not recognized by a sizable part of the community.

Another argument put forward in the third paragraph of the report is

"The general expectation is that they may renormalize the parameters of the

effective theory, but do not remove the power law behavior in the cases

where a finite-frequency lower threshold at finite q is guaranteed by

kinematic constrains (see Khodas et al., Ref. [27]). ... However, this

seems rather unlikely." We emphasize that the referee here has to use

phrases such as "general expectation" and "seems rather unlikely". The same

phrases were used when the effect of the momentum dependence of the

two-particle interaction on the single-particle spectral function of the

Tomonaga-Luttinger model (strictly linear fermionic single-particle

dispersion) was discussed in the past. However, Refs. [7,8] showed that
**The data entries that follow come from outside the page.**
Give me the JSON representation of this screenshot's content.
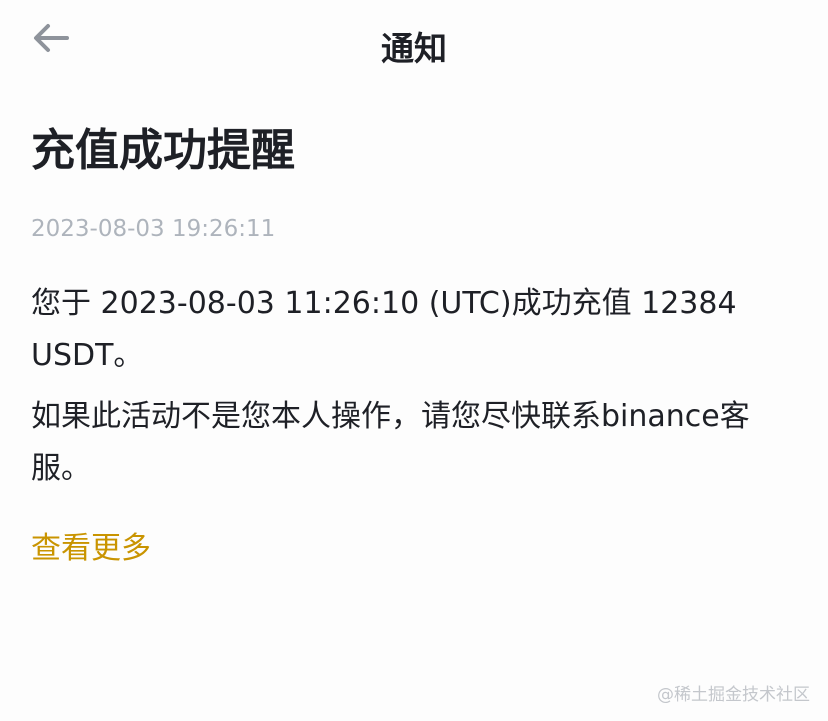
{
  "header": {
    "title": "通知",
    "back_icon": "back-arrow-icon"
  },
  "notice": {
    "title": "充值成功提醒",
    "timestamp": "2023-08-03 19:26:11",
    "paragraphs": [
      "您于 2023-08-03 11:26:10 (UTC)成功充值 12384 USDT。",
      "如果此活动不是您本人操作，请您尽快联系binance客服。"
    ],
    "more_link": "查看更多"
  },
  "watermark": "@稀土掘金技术社区",
  "colors": {
    "text_primary": "#1e2026",
    "text_secondary": "#aeb4bc",
    "accent_link": "#c99400",
    "icon_gray": "#8e939b"
  }
}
the general expectation is wrong and the unlikely case is realized in

this model. In analogy to the present case it was obvious that (powerful)

RG arguments cannot be used to argue in favor of universality (as an

energy scale, namely k-k_F, is kept fixed). We agree with the the referee

that a detailed analysis of the relevance of terms dropped when 'deriving'

the mobile impurity model from the interacting electron gas is missing.

We, however, disagree with the referee that we have to "...show that

the perturbations which are higher order in momentum destroy the

threshold singularity." In contrast, the protagonists of the nonlinear

Luttinger phenomenology should have shown already years ago that the

threshold power laws are stable against such terms. In our present

manuscript we take one step in this direction by showing that no

(exactly) solvable model in which relevant parts of the (bulk) momentum

dependence are kept can be derived in a straightforward way and analyze

the reason for this.

We emphasize, that we do not argue against any of the "classic" results

obtained for the x-ray edge problem; see the third paragraph of the

report.

In response to the requested changes we have revised the manuscript

as follows:

(1) We agree with the current referee that a comment on the papers by

Kitanine, Kozlowski, et al.. is important. In fact, an earlier version

of our submission contained such a comment which was, however,

criticized by the Editor. We made the mistake to remove it instead of

rewriting it. We now added a brief discussion on these papers (not only

J. Stat. Mech., P09001 but also arXiv:1811.06076) in the discussion

of Sect. 5 and hope that both the current editor and the current referee

are satisfied with this.

(2) In earlier rounds of reviewing we were asked by the referees and

the editors to shorten our discussion of Refs. [24-29] (Refs. [25-30]

of the revised version) with the argument that the weaknesses are well

known. We agree with the current referee that it might be advantageous

to extend this discussion which would allow us to be more specific.

However, we feel that given the history of our submission we cannot

return to the former version. In any case, we do not believe that

"The criticism of Refs. [24-29] and the conclusion are too biased and

unjustified." We simply mention these important papers and briefly state

their limitations.

(3) We have rewritten our comment on the q-> 0 limit following Eq. (24)

along the lines suggested by the referee.

(4) We have amended our notation in Eq. (25) and added comments to clarify

which momentum we refer to.

We hope that our manuscript can now be accepted for publication.